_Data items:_
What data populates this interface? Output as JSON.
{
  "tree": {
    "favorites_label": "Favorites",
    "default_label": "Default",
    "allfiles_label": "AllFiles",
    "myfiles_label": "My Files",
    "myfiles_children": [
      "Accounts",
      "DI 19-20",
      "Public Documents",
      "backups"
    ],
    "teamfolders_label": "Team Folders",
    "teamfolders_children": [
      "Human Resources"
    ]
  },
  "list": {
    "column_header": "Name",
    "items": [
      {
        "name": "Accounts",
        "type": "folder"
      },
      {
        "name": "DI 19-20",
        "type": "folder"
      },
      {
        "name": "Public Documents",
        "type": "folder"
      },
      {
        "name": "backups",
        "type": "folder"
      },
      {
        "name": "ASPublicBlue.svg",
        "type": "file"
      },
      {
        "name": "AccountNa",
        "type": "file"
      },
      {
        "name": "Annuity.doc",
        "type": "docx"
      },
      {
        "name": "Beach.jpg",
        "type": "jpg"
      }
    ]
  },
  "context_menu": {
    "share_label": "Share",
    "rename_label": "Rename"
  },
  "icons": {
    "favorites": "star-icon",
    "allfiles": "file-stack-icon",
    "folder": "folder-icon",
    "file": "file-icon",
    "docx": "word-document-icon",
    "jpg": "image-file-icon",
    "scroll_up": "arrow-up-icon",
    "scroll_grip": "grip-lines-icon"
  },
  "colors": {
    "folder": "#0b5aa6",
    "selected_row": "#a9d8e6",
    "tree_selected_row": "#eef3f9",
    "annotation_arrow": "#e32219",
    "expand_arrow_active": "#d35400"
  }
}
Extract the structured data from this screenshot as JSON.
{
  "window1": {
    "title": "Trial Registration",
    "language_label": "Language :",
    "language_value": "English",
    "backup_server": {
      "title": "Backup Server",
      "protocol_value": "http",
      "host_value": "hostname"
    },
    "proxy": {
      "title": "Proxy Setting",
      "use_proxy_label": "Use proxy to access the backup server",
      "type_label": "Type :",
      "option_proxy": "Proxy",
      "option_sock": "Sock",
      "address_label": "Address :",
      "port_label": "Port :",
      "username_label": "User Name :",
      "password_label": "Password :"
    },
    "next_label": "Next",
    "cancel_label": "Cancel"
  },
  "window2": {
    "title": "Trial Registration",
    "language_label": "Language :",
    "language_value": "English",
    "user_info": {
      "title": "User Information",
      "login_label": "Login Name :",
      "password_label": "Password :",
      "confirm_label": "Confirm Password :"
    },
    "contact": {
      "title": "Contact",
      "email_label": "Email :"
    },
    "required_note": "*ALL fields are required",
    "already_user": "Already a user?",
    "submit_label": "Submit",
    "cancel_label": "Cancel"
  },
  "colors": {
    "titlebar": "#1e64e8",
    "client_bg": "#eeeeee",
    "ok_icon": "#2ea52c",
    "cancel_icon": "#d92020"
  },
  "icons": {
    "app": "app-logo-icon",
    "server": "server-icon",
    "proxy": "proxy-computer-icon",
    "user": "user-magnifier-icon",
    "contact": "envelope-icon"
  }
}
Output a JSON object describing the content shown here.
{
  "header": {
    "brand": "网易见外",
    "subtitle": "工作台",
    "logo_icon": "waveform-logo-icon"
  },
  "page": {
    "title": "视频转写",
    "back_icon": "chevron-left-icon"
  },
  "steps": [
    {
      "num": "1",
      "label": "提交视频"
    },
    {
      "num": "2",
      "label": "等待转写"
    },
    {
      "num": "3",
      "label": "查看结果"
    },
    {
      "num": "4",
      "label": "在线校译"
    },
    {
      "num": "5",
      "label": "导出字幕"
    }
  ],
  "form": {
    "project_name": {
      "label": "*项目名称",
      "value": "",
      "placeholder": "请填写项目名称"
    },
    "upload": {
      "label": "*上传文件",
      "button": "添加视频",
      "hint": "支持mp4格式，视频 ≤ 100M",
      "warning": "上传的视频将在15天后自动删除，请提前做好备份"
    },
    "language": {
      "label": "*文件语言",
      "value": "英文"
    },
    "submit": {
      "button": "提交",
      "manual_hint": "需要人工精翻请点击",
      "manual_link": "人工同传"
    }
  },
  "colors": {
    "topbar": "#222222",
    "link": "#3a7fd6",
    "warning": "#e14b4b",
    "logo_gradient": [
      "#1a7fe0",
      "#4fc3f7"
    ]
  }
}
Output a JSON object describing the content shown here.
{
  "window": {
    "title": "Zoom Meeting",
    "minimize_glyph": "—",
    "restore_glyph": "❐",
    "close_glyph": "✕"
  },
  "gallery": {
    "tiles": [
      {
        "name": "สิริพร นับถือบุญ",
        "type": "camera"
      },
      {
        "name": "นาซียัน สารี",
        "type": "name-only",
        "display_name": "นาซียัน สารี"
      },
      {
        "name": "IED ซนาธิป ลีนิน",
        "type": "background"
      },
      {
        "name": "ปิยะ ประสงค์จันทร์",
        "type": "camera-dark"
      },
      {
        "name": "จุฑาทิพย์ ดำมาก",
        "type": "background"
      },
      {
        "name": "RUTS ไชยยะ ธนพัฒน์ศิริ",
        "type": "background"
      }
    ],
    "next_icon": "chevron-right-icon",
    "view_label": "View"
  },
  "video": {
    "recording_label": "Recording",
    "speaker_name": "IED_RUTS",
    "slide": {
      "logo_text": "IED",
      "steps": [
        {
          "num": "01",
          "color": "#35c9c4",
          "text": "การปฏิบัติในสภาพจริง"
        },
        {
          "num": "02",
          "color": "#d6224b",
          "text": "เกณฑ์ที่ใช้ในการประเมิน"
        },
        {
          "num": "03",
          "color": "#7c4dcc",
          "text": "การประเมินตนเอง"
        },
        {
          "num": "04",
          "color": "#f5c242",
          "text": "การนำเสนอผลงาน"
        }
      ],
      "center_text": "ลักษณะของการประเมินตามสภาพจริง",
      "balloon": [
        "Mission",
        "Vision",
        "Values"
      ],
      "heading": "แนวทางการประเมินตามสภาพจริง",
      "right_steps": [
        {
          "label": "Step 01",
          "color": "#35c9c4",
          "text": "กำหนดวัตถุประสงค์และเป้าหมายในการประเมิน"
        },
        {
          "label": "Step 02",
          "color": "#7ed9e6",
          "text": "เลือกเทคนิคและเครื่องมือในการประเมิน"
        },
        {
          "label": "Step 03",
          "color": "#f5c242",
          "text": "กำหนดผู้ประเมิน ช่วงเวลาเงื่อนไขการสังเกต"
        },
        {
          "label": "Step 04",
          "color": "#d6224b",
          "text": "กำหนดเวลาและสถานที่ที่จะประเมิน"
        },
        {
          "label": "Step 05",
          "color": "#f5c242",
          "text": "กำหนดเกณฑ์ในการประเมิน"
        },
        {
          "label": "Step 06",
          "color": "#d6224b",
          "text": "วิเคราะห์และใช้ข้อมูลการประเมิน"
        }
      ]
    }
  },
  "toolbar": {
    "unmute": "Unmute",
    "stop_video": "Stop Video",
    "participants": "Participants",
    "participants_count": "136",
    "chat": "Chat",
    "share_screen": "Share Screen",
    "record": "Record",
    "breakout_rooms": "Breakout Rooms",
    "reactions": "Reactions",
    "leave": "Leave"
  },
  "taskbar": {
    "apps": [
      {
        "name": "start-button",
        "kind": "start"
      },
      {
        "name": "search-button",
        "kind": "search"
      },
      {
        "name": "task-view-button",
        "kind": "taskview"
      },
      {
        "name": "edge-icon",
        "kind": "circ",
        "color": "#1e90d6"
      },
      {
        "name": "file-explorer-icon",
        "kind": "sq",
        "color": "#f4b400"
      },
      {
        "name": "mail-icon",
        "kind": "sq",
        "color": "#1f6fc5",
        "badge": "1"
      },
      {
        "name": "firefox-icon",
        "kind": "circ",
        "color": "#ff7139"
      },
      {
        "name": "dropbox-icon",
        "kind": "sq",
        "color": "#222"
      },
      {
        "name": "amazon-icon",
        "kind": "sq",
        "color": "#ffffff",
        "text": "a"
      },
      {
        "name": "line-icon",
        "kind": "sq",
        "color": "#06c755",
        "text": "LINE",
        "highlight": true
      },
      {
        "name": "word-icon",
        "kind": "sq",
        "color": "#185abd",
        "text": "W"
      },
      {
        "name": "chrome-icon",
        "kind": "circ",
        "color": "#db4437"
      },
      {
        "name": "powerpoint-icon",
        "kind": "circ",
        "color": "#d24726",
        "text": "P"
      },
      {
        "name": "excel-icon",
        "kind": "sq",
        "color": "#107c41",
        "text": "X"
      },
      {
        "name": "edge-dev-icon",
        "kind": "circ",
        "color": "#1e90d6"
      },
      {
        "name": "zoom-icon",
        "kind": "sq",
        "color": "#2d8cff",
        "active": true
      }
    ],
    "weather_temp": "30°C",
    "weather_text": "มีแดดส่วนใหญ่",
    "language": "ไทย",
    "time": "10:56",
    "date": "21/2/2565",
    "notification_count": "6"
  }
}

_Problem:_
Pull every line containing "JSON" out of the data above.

_Answer:_
What data populates this interface? Output as JSON.
Extract the structured data from this screenshot as JSON.
Output a JSON object describing the content shown here.
Output a JSON object describing the content shown here.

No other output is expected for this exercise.